Carbon fiber has revolutionized motorsport, and has even found its way into production bikes.  (ie the HP2 Sport). 

Guys racing before such exotic materials were available resorted to more practical solutions for decreasing the weight of a bike.

Of course a race bike would not have the routine road going accoutrements such as lights, horn, signals, etc.  Casting material for many bikes differed from the pedestrian models as well.  Elektron, a magnesium alloy, was used extensively on works bikes and even by privateer racers before and after the war. 

Any part on a bike that could be lightened, while maintaining its integrity, was subject to a diet.  For sheet metal parts, this often meant drilling holes to reduce the amount of material.  Simple things like changing a steel drain plug to an aluminum one, would amount to a small reduction in weight.   But when multiplied by the number of plugs on the bike, could add up to real savings at weigh in.

Pictured above are two drain/fill plugs.
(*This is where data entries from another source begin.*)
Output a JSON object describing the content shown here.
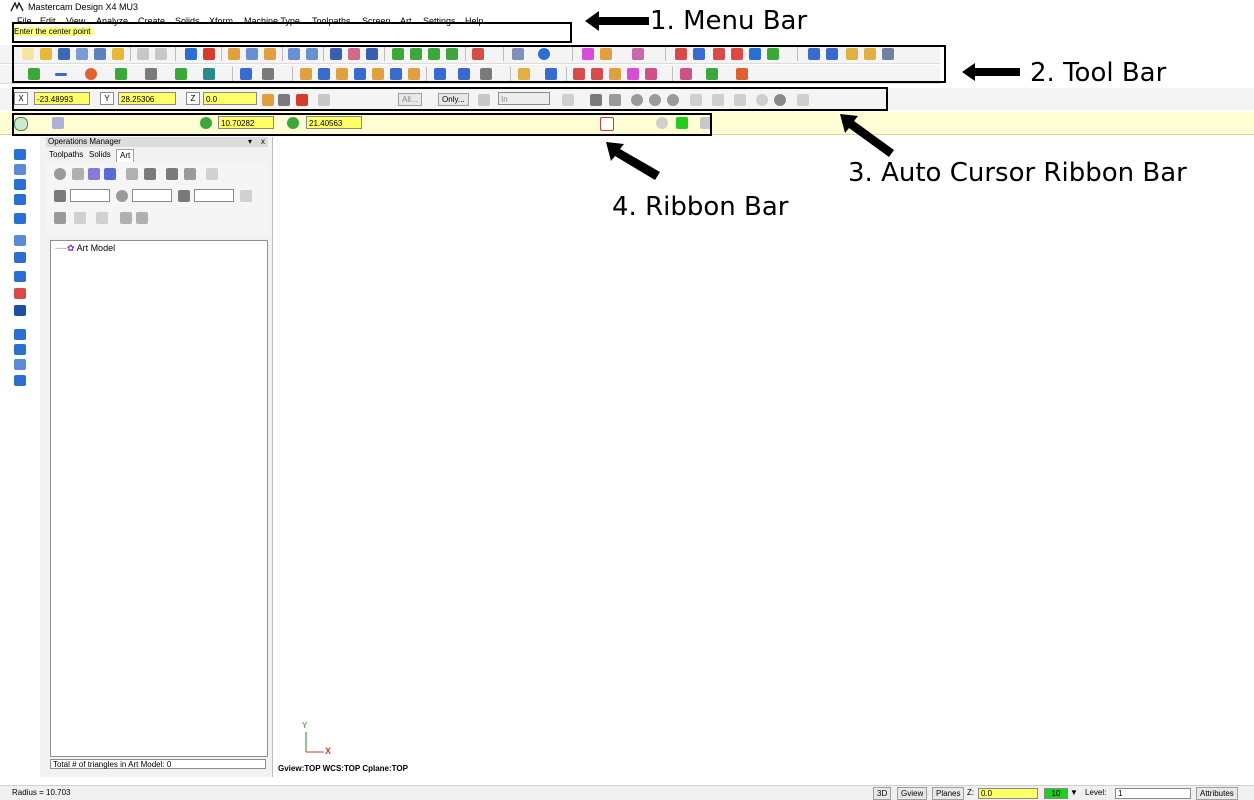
{
  "window": {
    "title": "Mastercam Design X4 MU3"
  },
  "menu": [
    "File",
    "Edit",
    "View",
    "Analyze",
    "Create",
    "Solids",
    "Xform",
    "Machine Type",
    "Toolpaths",
    "Screen",
    "Art",
    "Settings",
    "Help"
  ],
  "prompt": "Enter the center point",
  "auto_cursor": {
    "x_label": "X",
    "x_value": "-23.48993",
    "y_label": "Y",
    "y_value": "28.25306",
    "z_label": "Z",
    "z_value": "0.0",
    "all_label": "All...",
    "only_label": "Only...",
    "in_label": "In"
  },
  "ribbon": {
    "radius_value": "10.70282",
    "diameter_value": "21.40563"
  },
  "ops_manager": {
    "title": "Operations Manager",
    "tabs": [
      "Toolpaths",
      "Solids",
      "Art"
    ],
    "tree_root": "Art Model",
    "triangles_text": "Total # of triangles in Art Model: 0"
  },
  "axes": {
    "y": "Y",
    "x": "X"
  },
  "view_info": "Gview:TOP   WCS:TOP   Cplane:TOP",
  "status": {
    "radius": "Radius = 10.703",
    "btn_3d": "3D",
    "btn_gview": "Gview",
    "btn_planes": "Planes",
    "z_label": "Z:",
    "z_value": "0.0",
    "color_value": "10",
    "level_label": "Level:",
    "level_value": "1",
    "attributes": "Attributes"
  },
  "annotations": {
    "menu_bar": "1. Menu Bar",
    "tool_bar": "2. Tool Bar",
    "auto_cursor": "3. Auto Cursor Ribbon Bar",
    "ribbon_bar": "4. Ribbon Bar"
  },
  "colors": {
    "ribbon_bg": "#fffdd3",
    "field_yellow": "#ffff66",
    "accent_green": "#22cc22",
    "icon_blue": "#2a6fd1"
  }
}
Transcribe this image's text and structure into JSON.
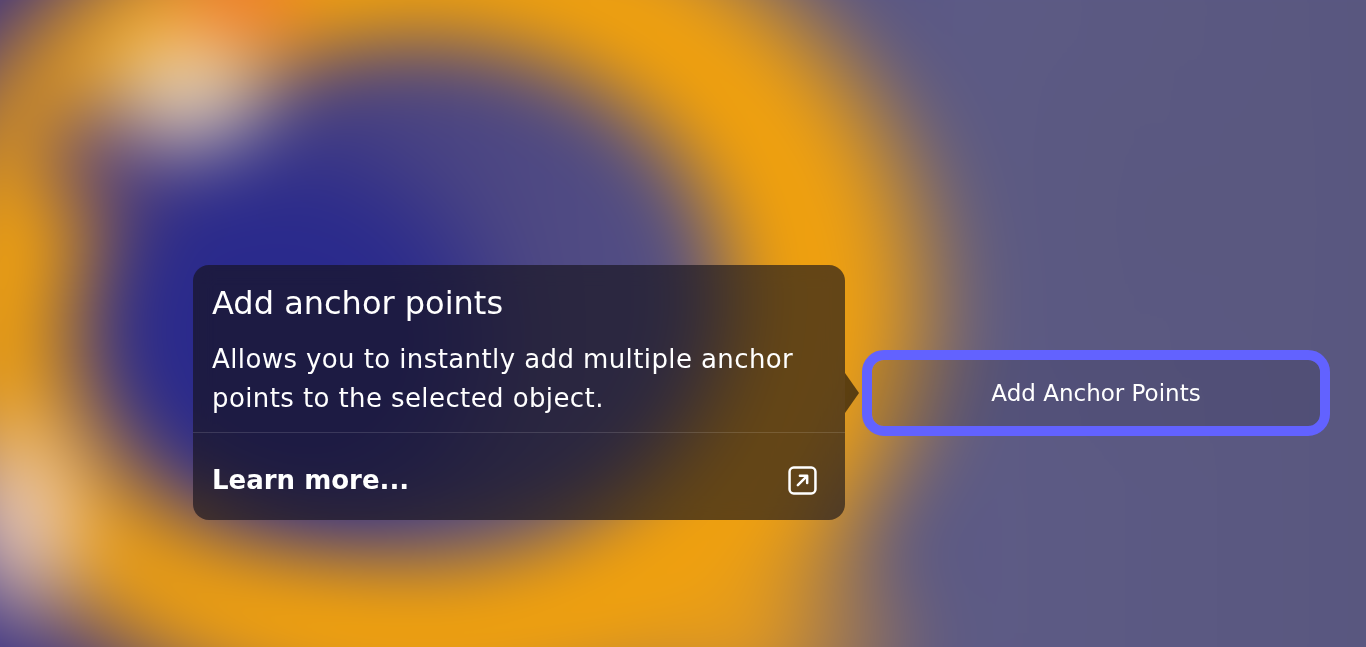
{
  "popover": {
    "title": "Add anchor points",
    "description": "Allows you to instantly add multiple anchor points to the selected object.",
    "link": {
      "label": "Learn more..."
    }
  },
  "button": {
    "label": "Add Anchor Points",
    "focused": true
  }
}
They are M14 x 1.5.  The plug on the right is a standard issue item found on most pre 1969 BMW motorcycles.  It is SW 19 (SW = schl├╝sselweite = width across flats, or wrench size).  Material is steel, cadmium plated.

On the left is a "lightened" racing version.  While still the same thread diameter and pitch, the length is slightly shorter, and it is SW 14.  The material is aluminum.  

The steel plug weighs in at 29.3 grams, while the aluminum plug weighs 6.8 grams.  (A 77% reduction in weight.)  If you multiply by 5 (the number of plugs on a transmission, final drive and oil sump), the weight savings is a quarter pound.  Not huge, but the effect is additive when other weight saving meaures are employed.